[Directions] Copy every line from the records below that carries the word "lack".

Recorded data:

++++

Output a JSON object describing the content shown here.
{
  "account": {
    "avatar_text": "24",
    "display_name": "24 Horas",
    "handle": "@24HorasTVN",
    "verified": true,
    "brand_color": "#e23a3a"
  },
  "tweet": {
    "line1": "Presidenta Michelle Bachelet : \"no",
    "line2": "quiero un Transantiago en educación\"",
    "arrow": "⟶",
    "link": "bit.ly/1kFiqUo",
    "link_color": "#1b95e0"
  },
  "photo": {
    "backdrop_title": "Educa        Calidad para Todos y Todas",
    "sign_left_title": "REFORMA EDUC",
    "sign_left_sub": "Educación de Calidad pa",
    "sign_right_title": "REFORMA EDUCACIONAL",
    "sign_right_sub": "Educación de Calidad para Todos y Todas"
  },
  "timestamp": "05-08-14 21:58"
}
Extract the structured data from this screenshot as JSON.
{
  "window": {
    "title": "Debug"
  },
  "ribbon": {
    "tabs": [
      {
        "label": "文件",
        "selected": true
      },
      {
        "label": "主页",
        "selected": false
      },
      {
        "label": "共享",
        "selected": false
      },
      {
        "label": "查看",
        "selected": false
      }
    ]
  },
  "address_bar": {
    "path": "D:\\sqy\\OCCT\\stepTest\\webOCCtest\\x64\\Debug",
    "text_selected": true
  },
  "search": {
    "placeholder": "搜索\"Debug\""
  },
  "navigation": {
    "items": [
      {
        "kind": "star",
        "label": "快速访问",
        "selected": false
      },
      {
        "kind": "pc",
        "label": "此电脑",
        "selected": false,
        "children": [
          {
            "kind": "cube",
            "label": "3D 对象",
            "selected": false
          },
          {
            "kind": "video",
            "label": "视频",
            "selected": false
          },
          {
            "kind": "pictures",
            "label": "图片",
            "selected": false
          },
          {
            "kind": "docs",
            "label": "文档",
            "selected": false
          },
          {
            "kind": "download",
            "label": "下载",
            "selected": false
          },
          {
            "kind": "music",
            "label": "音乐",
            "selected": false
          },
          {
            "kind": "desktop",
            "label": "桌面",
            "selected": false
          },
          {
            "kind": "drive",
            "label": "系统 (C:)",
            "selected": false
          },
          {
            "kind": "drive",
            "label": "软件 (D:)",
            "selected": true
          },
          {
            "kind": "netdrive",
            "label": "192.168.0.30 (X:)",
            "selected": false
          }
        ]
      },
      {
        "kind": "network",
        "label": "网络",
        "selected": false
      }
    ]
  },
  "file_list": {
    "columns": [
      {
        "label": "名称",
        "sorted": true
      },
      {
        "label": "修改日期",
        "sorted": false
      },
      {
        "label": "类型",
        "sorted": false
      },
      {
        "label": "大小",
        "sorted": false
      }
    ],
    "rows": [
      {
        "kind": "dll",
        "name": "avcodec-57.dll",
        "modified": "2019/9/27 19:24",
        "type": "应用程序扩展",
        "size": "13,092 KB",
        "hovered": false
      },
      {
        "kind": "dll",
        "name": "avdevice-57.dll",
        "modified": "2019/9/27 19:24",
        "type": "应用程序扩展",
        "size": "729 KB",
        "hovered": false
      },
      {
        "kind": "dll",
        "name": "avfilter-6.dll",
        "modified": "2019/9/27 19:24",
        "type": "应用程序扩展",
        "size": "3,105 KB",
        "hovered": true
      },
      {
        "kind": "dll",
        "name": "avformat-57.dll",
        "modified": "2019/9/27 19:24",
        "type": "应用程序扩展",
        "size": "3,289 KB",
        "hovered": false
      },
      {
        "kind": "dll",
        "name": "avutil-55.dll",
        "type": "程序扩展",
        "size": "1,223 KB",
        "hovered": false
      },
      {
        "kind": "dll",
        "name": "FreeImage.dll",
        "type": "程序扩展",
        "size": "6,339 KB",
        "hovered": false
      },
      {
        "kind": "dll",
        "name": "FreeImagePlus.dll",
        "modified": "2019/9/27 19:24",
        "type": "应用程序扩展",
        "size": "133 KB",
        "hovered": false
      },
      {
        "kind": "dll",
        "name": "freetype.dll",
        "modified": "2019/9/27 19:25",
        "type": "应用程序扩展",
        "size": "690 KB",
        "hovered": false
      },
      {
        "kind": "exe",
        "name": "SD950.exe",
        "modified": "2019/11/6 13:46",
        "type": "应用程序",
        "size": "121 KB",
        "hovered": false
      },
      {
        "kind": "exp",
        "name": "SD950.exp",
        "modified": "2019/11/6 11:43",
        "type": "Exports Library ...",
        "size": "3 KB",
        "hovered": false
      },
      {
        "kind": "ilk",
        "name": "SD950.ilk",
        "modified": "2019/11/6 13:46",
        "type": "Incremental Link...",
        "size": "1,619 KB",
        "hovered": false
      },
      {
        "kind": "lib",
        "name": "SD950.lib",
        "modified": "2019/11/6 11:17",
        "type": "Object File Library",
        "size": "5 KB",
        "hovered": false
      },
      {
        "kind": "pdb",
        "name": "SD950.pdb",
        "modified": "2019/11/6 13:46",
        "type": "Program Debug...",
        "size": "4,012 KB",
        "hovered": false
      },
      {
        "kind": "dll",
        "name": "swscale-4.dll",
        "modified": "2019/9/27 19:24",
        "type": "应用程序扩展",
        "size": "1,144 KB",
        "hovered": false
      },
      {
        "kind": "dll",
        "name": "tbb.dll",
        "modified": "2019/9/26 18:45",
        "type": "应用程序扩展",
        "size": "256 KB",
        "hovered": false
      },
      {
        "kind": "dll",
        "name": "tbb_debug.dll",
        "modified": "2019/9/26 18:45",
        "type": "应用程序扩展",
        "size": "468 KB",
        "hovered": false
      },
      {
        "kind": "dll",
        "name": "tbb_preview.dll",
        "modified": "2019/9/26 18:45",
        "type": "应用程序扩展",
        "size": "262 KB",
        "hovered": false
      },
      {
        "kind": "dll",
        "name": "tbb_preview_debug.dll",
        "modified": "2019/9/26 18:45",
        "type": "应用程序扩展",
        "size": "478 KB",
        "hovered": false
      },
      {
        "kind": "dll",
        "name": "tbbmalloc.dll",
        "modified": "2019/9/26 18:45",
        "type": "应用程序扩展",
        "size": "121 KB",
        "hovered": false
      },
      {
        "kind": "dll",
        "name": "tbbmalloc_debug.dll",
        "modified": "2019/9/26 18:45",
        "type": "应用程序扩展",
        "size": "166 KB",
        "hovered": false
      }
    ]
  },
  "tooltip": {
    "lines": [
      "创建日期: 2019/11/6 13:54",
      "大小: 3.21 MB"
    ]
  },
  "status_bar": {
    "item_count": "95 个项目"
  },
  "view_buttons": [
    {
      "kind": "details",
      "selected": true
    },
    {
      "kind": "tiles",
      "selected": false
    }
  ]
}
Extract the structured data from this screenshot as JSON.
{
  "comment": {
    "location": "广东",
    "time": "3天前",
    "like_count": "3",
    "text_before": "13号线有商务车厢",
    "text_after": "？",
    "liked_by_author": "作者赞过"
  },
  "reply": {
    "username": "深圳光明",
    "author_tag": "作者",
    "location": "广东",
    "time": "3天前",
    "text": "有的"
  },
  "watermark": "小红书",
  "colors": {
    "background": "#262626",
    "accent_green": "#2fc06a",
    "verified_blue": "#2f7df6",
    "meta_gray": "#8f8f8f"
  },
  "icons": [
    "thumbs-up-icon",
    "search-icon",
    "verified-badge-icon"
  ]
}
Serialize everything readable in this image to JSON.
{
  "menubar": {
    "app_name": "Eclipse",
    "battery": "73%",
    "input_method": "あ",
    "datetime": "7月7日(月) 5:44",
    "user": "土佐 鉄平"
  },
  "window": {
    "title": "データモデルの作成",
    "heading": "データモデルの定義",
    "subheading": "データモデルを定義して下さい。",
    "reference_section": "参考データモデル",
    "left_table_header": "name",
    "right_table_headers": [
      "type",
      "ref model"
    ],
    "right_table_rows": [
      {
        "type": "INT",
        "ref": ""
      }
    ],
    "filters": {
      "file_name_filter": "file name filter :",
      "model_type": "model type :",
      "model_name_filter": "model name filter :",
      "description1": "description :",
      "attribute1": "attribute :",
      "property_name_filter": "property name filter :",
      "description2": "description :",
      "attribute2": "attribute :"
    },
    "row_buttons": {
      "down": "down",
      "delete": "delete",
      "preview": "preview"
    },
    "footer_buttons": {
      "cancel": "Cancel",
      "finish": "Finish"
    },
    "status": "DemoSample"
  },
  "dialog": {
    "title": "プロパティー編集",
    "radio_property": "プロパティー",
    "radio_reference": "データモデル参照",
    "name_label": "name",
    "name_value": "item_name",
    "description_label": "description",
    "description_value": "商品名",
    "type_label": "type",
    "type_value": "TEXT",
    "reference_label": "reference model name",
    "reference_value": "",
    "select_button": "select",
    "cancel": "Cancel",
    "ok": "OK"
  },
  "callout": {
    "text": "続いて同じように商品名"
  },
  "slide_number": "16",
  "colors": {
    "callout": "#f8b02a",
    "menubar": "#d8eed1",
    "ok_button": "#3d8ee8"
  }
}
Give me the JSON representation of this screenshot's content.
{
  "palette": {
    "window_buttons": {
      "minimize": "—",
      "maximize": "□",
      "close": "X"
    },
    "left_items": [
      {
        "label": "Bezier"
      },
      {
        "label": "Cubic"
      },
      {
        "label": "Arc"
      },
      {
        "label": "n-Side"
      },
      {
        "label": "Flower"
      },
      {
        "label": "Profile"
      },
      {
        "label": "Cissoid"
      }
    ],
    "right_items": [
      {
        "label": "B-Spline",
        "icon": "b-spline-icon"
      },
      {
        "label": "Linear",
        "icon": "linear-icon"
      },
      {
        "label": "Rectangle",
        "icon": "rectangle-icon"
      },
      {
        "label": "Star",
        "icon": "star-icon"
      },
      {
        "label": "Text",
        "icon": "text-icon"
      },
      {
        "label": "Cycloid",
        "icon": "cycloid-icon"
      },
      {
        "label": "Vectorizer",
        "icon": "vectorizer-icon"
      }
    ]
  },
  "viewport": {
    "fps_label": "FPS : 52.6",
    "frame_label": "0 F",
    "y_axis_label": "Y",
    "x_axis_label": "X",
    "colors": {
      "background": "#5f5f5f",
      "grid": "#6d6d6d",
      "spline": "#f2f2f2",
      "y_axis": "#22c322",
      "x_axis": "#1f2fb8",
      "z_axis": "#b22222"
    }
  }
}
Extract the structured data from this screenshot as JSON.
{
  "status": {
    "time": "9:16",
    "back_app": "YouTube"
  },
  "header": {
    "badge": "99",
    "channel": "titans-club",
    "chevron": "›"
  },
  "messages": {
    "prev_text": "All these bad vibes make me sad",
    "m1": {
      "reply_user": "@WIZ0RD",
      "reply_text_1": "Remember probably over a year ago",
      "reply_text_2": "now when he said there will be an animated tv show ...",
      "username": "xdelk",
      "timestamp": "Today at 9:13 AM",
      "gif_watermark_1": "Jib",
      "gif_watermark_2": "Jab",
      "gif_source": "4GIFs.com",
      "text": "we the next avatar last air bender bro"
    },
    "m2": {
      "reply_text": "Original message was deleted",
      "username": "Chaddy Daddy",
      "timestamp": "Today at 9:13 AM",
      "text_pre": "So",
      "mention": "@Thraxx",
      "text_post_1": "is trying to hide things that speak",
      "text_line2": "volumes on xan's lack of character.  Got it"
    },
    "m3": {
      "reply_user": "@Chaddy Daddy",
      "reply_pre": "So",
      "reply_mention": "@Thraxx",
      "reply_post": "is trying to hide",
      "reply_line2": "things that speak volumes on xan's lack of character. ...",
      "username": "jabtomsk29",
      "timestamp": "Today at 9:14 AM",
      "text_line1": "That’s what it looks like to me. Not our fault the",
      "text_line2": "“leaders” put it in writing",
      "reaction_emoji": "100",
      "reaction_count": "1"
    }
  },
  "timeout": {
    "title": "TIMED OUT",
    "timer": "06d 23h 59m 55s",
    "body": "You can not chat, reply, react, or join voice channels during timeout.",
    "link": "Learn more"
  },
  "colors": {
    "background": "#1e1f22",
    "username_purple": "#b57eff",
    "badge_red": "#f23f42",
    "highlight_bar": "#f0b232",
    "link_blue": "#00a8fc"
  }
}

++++

[Expected answer]
      "text_line2": "volumes on xan's lack of character.  Got it"
      "reply_line2": "things that speak volumes on xan's lack of character. ...",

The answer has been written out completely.